the screw having been forced into the nosening b forcible rotation of the screw until the thread cuts its way into the mate of the eet and brought the head into contact therewith.

[Oficial Gazet April 1.9, 1932]

Referenced by
Citing PatentFiling datePublication dateApplicantTitle
US2878905 *Mar 5, 1956Mar 24, 1959Gregg C LangermeierMolded cap for sheet metal screws and the like
US3093933 *Oct 15, 1959Jun 18, 1963Robertson Co H HElectrical ducts and fittings
US3181277 *Sep 5, 1962May 4, 1965Robertson Co H HElectrical ducts with access cups
US3910004 *Jun 24, 1974Oct 7, 1975White Westinghouse CorpShaped aperture in enameled sheet metal
US3967083 *Aug 27, 1974Jun 29, 1976Westinghouse Electric CorporationMethod and apparatus for aligning and affixing portions of circuit breaker apparatus
US4764066 *Apr 22, 1985Aug 16, 1988Farley Metals, Inc.Light gauge self-tapping sheet metal screw
US5636956 *Jan 19, 1994Jun 10, 1997Emmett; John E.Fastener and screw means therefor
US5762560 *Jan 29, 1997Jun 9, 1998Emmett; John EricFastener and screw means therefor
US7465135Nov 14, 2003Dec 16, 2008Maclean-Fogg CompanyU-Nut fastening assembly
US8011866Apr 19, 2007Sep 6, 2011Maclean-Fogg CompanyLocking fastener assembly
EP0881116A2 *Dec 31, 1997Dec 2, 1998LEAR CORPORATION ITALIA S.p.A.Motor-vehicle seat frame
Classifications
U.S. Classification411/411, 296/30

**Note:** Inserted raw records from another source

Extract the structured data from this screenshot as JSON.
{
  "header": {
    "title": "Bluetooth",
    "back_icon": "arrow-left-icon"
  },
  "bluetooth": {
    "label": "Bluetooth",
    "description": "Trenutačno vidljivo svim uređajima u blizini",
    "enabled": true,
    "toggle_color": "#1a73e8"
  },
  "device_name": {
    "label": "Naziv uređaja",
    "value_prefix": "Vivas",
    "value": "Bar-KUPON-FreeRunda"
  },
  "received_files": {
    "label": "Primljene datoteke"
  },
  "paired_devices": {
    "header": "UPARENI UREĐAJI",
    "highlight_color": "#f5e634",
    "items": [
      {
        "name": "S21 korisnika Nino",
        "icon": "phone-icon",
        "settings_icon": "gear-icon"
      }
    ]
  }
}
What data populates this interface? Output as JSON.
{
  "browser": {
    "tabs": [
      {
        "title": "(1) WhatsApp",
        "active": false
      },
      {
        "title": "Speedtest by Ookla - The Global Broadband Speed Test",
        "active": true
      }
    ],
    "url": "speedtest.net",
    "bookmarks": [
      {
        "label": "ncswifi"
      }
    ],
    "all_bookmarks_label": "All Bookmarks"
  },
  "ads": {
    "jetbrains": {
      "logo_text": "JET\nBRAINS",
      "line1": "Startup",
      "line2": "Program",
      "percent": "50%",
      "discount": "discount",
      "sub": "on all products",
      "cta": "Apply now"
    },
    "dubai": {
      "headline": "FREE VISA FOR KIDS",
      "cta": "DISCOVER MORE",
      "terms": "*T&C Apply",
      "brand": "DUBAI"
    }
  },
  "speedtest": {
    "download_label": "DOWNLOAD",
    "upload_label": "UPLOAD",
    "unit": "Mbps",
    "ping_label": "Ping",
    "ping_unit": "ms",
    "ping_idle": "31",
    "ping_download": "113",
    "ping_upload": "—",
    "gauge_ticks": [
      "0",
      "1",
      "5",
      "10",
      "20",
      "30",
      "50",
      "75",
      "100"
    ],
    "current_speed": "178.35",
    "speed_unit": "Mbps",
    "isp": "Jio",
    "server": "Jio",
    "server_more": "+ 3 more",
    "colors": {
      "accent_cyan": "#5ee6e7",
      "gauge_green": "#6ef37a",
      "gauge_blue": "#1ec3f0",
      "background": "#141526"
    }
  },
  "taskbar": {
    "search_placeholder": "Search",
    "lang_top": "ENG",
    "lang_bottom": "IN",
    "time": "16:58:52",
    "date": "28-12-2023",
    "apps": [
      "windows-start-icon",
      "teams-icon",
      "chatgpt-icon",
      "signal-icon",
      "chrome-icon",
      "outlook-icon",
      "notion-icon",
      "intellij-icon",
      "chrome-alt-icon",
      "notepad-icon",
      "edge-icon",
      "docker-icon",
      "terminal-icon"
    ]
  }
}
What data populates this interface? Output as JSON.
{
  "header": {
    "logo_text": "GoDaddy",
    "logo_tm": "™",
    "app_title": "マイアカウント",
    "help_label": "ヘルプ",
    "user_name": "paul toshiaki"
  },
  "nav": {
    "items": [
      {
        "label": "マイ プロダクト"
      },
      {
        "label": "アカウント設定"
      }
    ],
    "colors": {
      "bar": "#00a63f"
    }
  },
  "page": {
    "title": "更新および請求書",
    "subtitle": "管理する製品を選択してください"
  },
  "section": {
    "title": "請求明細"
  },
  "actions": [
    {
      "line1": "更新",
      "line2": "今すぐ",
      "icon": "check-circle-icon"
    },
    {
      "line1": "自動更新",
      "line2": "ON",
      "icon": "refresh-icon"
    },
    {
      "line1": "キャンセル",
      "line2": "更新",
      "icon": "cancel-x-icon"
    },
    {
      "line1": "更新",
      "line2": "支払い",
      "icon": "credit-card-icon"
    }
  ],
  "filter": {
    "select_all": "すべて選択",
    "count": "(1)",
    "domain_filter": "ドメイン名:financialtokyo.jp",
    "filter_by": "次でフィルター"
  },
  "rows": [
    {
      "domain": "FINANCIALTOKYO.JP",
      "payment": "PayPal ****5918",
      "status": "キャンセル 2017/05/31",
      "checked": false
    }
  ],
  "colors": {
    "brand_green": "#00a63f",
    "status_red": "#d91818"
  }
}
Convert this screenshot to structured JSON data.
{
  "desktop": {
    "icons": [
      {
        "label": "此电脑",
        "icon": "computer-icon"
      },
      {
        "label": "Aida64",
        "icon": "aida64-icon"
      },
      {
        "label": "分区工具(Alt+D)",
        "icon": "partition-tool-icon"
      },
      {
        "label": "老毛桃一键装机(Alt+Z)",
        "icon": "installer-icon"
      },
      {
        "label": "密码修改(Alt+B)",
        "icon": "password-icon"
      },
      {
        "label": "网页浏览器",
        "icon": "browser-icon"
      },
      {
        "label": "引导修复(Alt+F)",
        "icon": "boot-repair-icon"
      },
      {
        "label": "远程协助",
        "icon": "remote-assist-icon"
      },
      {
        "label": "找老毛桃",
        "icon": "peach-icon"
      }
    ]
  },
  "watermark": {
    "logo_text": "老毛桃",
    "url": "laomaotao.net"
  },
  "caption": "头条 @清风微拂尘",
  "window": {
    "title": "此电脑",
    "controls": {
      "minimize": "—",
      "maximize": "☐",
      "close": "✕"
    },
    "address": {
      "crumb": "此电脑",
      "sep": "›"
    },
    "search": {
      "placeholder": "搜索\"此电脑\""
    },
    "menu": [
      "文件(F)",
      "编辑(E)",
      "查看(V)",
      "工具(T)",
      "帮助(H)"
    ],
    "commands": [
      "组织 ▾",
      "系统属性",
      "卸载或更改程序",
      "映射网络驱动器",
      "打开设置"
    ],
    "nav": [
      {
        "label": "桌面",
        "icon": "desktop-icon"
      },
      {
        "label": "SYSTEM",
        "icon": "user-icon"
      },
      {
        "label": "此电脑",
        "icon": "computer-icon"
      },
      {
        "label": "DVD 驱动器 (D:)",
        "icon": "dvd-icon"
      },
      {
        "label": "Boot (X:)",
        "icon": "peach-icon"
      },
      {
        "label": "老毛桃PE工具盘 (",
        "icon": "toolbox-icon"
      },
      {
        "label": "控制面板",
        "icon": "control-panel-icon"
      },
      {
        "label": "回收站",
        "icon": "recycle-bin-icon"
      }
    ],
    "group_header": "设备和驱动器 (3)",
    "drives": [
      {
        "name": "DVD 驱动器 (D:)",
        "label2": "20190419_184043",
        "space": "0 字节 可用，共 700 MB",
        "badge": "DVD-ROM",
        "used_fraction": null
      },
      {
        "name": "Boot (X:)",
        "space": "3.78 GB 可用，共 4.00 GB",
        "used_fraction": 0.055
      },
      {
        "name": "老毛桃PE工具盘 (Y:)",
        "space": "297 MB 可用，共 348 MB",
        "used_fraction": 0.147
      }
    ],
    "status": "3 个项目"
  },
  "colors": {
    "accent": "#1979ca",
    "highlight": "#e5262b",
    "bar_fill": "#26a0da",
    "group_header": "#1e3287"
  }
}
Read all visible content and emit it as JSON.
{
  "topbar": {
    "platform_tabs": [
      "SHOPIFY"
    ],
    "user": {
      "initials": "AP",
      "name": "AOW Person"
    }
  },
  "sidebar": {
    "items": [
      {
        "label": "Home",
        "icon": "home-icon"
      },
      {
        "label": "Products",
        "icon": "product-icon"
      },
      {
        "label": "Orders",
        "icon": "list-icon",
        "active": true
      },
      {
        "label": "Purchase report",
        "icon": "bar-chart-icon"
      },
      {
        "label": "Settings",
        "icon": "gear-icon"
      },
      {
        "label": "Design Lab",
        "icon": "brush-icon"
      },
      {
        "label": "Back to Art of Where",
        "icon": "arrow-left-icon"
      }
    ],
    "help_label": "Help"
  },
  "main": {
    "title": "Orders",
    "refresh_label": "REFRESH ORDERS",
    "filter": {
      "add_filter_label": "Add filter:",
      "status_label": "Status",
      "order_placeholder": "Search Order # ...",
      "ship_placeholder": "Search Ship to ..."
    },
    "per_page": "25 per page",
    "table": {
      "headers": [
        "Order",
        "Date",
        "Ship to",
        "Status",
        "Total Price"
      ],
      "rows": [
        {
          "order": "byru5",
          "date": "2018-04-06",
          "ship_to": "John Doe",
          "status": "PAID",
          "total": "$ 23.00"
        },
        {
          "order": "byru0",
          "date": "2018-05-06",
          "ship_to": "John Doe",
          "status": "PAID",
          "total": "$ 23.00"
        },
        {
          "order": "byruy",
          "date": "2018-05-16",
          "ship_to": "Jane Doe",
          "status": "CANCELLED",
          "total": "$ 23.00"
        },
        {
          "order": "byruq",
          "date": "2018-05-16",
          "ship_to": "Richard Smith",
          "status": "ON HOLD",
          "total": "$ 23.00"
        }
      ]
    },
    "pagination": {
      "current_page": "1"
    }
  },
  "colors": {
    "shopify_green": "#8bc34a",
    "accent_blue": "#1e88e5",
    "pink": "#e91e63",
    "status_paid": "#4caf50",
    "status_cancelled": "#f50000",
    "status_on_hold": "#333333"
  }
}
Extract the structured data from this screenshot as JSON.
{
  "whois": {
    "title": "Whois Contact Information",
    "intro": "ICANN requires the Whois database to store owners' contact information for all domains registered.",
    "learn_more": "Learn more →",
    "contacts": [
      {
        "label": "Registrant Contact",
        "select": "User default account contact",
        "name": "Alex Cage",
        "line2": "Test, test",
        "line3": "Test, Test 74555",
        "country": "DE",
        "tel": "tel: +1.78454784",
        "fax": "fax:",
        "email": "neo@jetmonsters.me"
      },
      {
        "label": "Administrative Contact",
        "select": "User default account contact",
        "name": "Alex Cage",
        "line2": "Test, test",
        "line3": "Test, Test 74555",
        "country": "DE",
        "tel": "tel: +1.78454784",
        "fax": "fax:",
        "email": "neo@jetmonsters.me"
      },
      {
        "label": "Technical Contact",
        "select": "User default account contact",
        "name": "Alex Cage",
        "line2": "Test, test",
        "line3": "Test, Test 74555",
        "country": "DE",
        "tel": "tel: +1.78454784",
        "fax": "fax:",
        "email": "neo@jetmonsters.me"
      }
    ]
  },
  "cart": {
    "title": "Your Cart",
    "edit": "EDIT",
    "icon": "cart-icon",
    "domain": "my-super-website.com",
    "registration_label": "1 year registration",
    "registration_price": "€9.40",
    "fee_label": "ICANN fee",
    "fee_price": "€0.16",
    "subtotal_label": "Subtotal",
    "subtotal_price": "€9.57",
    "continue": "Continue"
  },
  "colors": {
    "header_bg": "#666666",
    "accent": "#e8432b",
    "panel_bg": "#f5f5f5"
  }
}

International ClassificationF16B5/02
Cooperative ClassificationF16B5/02
European ClassificationF16B5/02